Never in a million years would the average person equate Eddie Harris’ “Listen Here” with Easter. It’s not religious, liturgical or Spiritual. But it’s full of energy. It’s out of the 60’s era when jazz was bending toward rock, fusion, electronics – just about anything to be heard amid the noisy music of the day. Less and less people were listening to “cool” jazz and turning to the British invasion: The Beatles, Rolling Stones and their American offspring.
“Listen Here?” Is this a great composition? No. Is the musicianship virtuosic? No. Is the theme deeply existential? No. Is it party time. Yes!
When I was pondering what song I would include for this Easter blog I tried to recall those times in my life when I was jumping with joy, filled with the enthusiasm of the spirit, dancing even during the tough times. Believe it or not, this reminded me of house cleaning – when I was home alone, tidying up the house and was looking for inspiration during the tedium of dusting, sweeping, vacuuming, washing, etc. What would I do? Put “Listen Here” on the stereo and turn up the volume to stun! Then I would dance through cleaning the house and end up feelin’ good.
So, veering away from all the jazz masters and the deep music of Lent, I offer up Eddie Harris and his electric sax on “Listen Here.” Give it a listen and dance in the Spirit of Easter.
Wild Easter Blessings!
With Palm Sunday now behind us, Holy Week moves into Maundy Thursday and Good Friday. My song selection this week is the old African-American Spiritual, “Steal Away,” performed by two great jazz legends, pianist Hank Jones and bassist Charlie Haden. Both deeply spiritual people and phenomenal musicians their careers have spanned the decades.
“Steal Away” was nominated for a Grammy in 1996. Both Hank (2010) and Charlie (2014) have since passed but their music lives on. I invite you to give a listen to “Steal Away” and feel the presence of the deep abiding Spirit. It’s a perfect song to have playing in your head as you go through the next few days.
If you’re in the St. Louis area this Friday you are invited to attend Good Friday Blues: A Jazz Lamentation, at First Congregational Church, UCC in Webster Groves. The Oîkos Ensemble will be performing some classic jazz blues standards by John Coltrane, Thelonious Monk, Sonny Rollins, plus the Billie Holiday classic, “Strange Fruit. We’ll retell the passion story through choral reading. Rev. Geoffrey Black (retired General Minister and President of the United Church of Christ) will offer a poetic reading from the long, lost journal of the mysterious Gospel writer, Mark. I hope you’ll steal away and join us this Friday.

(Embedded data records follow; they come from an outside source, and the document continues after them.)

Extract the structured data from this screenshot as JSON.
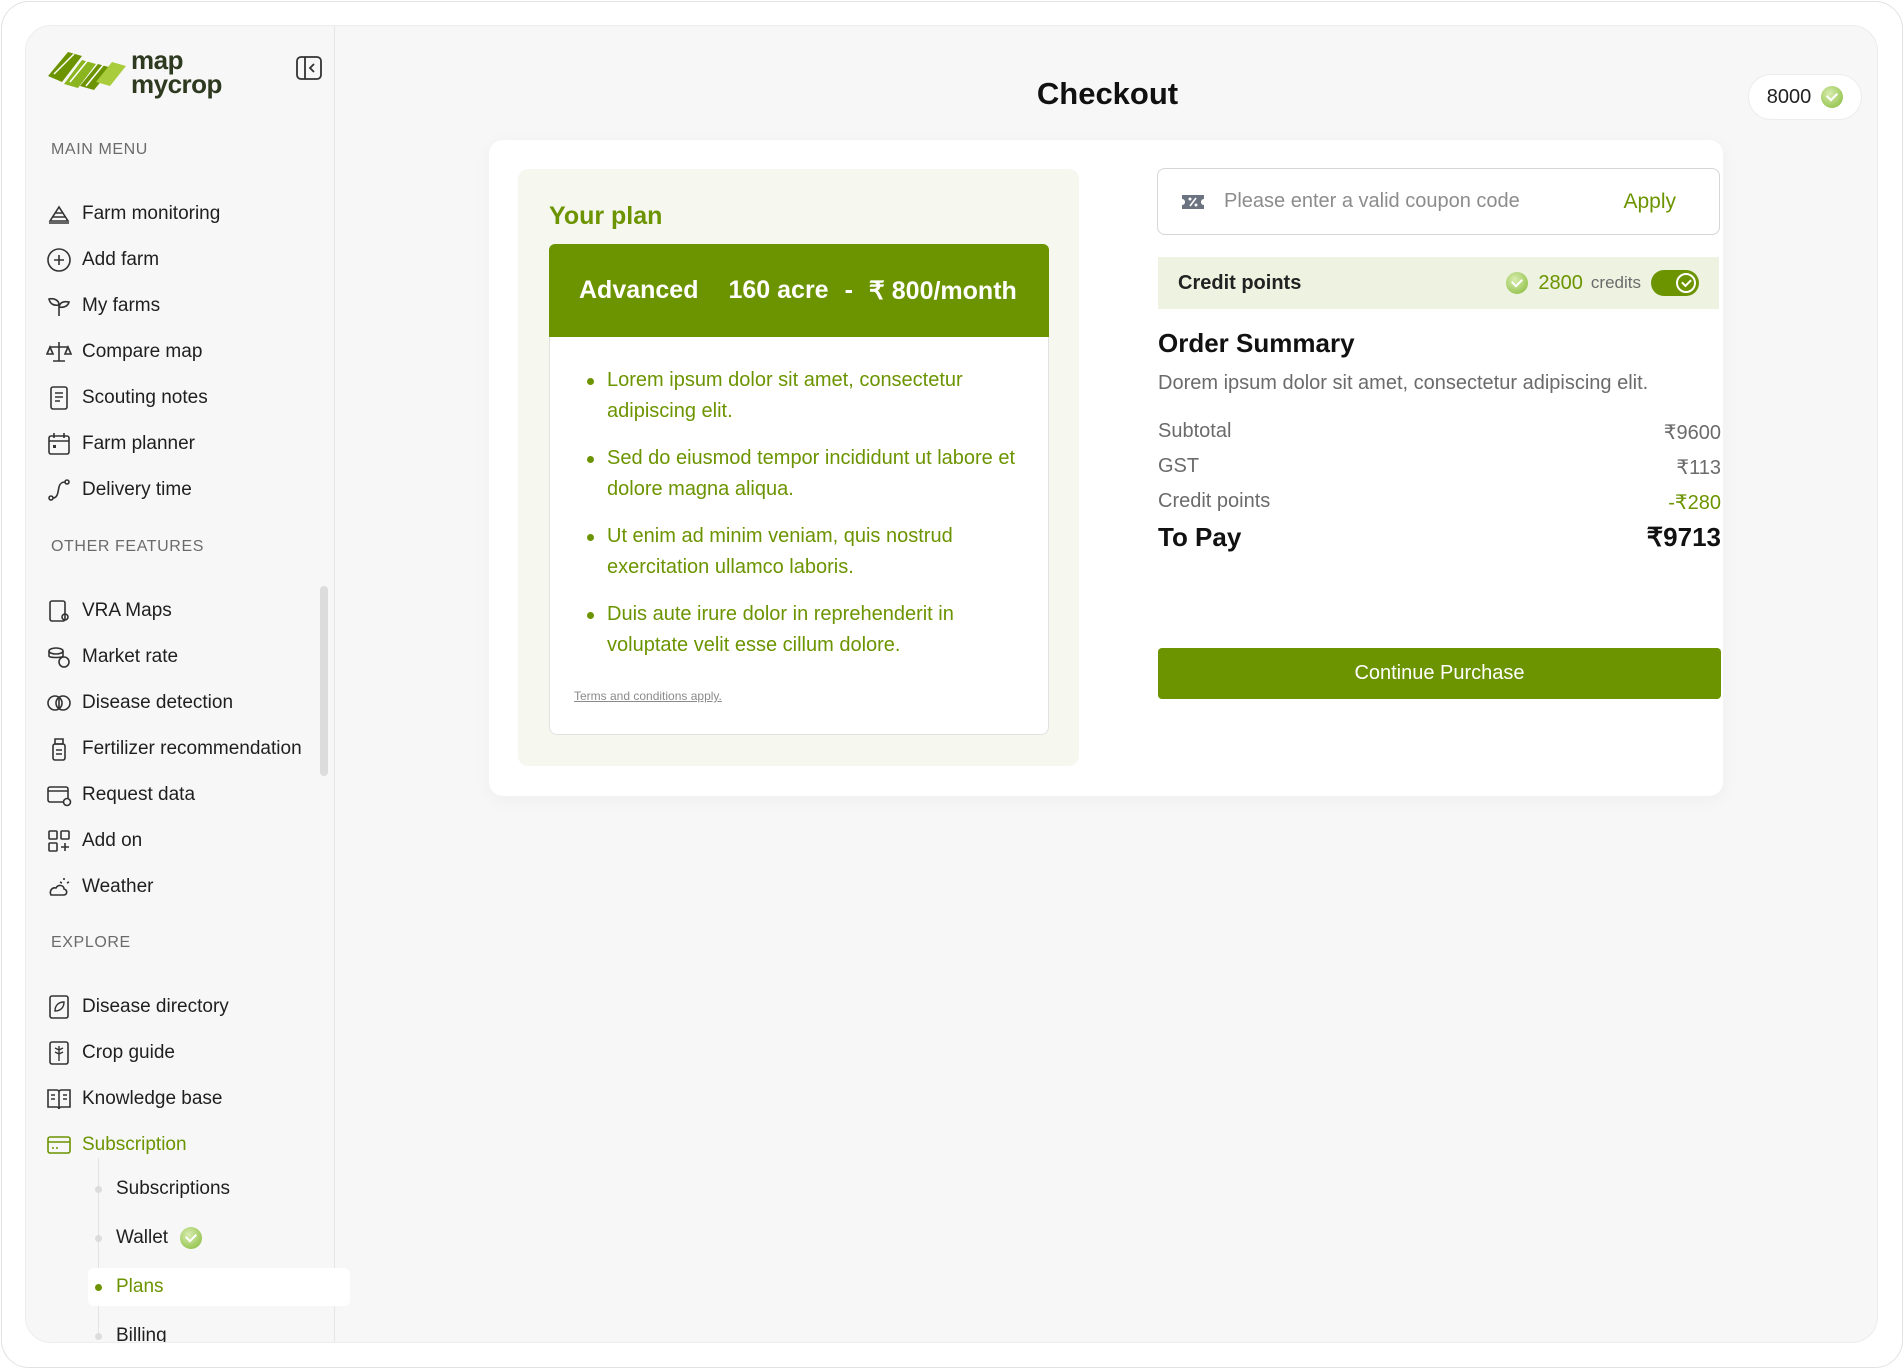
{
  "app": {
    "logo_line1": "map",
    "logo_line2": "mycrop",
    "page_title": "Checkout",
    "wallet_balance": "8000"
  },
  "sidebar": {
    "main_menu_title": "MAIN MENU",
    "main_menu": [
      {
        "label": "Farm monitoring",
        "icon": "farm-icon"
      },
      {
        "label": "Add farm",
        "icon": "plus-circle-icon"
      },
      {
        "label": "My farms",
        "icon": "sprout-icon"
      },
      {
        "label": "Compare map",
        "icon": "scale-icon"
      },
      {
        "label": "Scouting notes",
        "icon": "notes-icon"
      },
      {
        "label": "Farm planner",
        "icon": "calendar-icon"
      },
      {
        "label": "Delivery time",
        "icon": "route-icon"
      }
    ],
    "other_features_title": "OTHER FEATURES",
    "other_features": [
      {
        "label": "VRA Maps",
        "icon": "vra-map-icon"
      },
      {
        "label": "Market rate",
        "icon": "coins-icon"
      },
      {
        "label": "Disease detection",
        "icon": "disease-icon"
      },
      {
        "label": "Fertilizer recommendation",
        "icon": "fertilizer-icon"
      },
      {
        "label": "Request data",
        "icon": "request-data-icon"
      },
      {
        "label": "Add on",
        "icon": "add-on-icon"
      },
      {
        "label": "Weather",
        "icon": "weather-icon"
      }
    ],
    "explore_title": "EXPLORE",
    "explore": [
      {
        "label": "Disease directory",
        "icon": "leaf-book-icon"
      },
      {
        "label": "Crop guide",
        "icon": "crop-guide-icon"
      },
      {
        "label": "Knowledge base",
        "icon": "book-icon"
      },
      {
        "label": "Subscription",
        "icon": "card-icon",
        "active": true
      }
    ],
    "subscription_items": [
      {
        "label": "Subscriptions"
      },
      {
        "label": "Wallet"
      },
      {
        "label": "Plans",
        "active": true
      },
      {
        "label": "Billing"
      }
    ]
  },
  "plan": {
    "heading": "Your plan",
    "name": "Advanced",
    "area": "160 acre",
    "separator": "-",
    "price": "₹ 800/month",
    "features": [
      "Lorem ipsum dolor sit amet, consectetur adipiscing elit.",
      "Sed do eiusmod tempor incididunt ut labore et dolore magna aliqua.",
      "Ut enim ad minim veniam, quis nostrud exercitation ullamco laboris.",
      "Duis aute irure dolor in reprehenderit in voluptate velit esse cillum dolore."
    ],
    "terms": "Terms and conditions apply."
  },
  "coupon": {
    "placeholder": "Please enter a valid coupon code",
    "value": "",
    "apply_label": "Apply"
  },
  "credits": {
    "label": "Credit points",
    "value": "2800",
    "unit": "credits",
    "enabled": true
  },
  "summary": {
    "title": "Order Summary",
    "description": "Dorem ipsum dolor sit amet, consectetur adipiscing elit.",
    "lines": [
      {
        "label": "Subtotal",
        "value": "₹9600"
      },
      {
        "label": "GST",
        "value": "₹113"
      },
      {
        "label": "Credit points",
        "value": "-₹280"
      }
    ],
    "total_label": "To Pay",
    "total_value": "₹9713",
    "continue_label": "Continue Purchase"
  },
  "colors": {
    "brand_green": "#6c9400",
    "credit_bg": "#eef2e0",
    "plan_panel_bg": "#f6f7ef"
  }
}
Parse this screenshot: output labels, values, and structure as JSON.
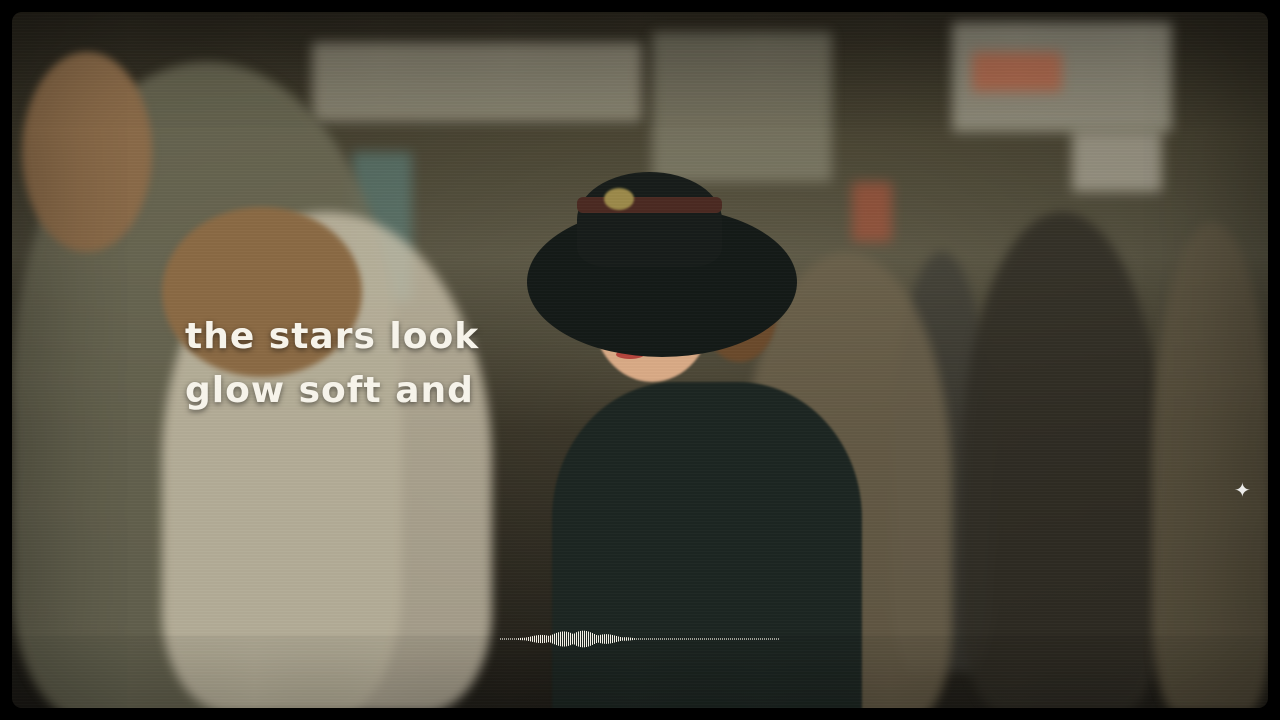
{
  "lyrics": {
    "line1": "the stars look",
    "line2": "glow soft and"
  },
  "visualizer": {
    "type": "waveform",
    "color": "#f4f1e6",
    "progress_fraction": 0.27
  },
  "overlay_icons": {
    "sparkle": "sparkle-icon"
  },
  "colors": {
    "frame": "#000000",
    "text": "#f6f3ea"
  }
}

Holy Week Jazz Blessings.
Looking back through the past five entries it’s “interesting” to see the music that has come into my meditation life—“Spiritual” (Trane), “Prayer” (Jarrett), “Aung San Suu Kui” (Shorter), “Alabama” (Trane again), and “Strange Fruit” by Billie Holiday. And now for something completely different: The 23rd Psalm by Bobby McFerrin.
Bobby is one of the great vocal improvisers of all time. His body and voice are his instrument, and his imaginative mind is the creative force that propels his artistry. I had the opportunity (blessing, really) to perform with Bobby once and it is a musically spiritual event I shall never forget.
His vocal improvisation on Psalm 23 is effortless, and his switching of pronouns to the feminine is a theological work of art. Bobby grew up in the Episcopal Church and was deeply influenced by the music, particularly the chants. He dedicates this arrangement to his Mother. In an interview with Krista Tippett on her show, On Being, he says that he wrote the song in a the feminine because he “wanted to remind people that for a lot of people . . . when they think of their fathers, some of them might not have had great relationships with their dads. And . . . some of them don’t have great relationships with their mothers. But sometimes we forget the feminine element in religious service. And I just wanted to bring that out.”
And the feminine imagery of God brings beauty and depth not only to music but to a theological understanding of who we are as children of God. If you haven’t heard it there are many, many versions on You Tube—his original version and countless performances by choral groups and soloists. Take a few moment and listen to anyone of these performances and be filled with a genuine sense of grace and peace. It’s a perfect song for this Lenten season.
Lenten Jazz Blessings.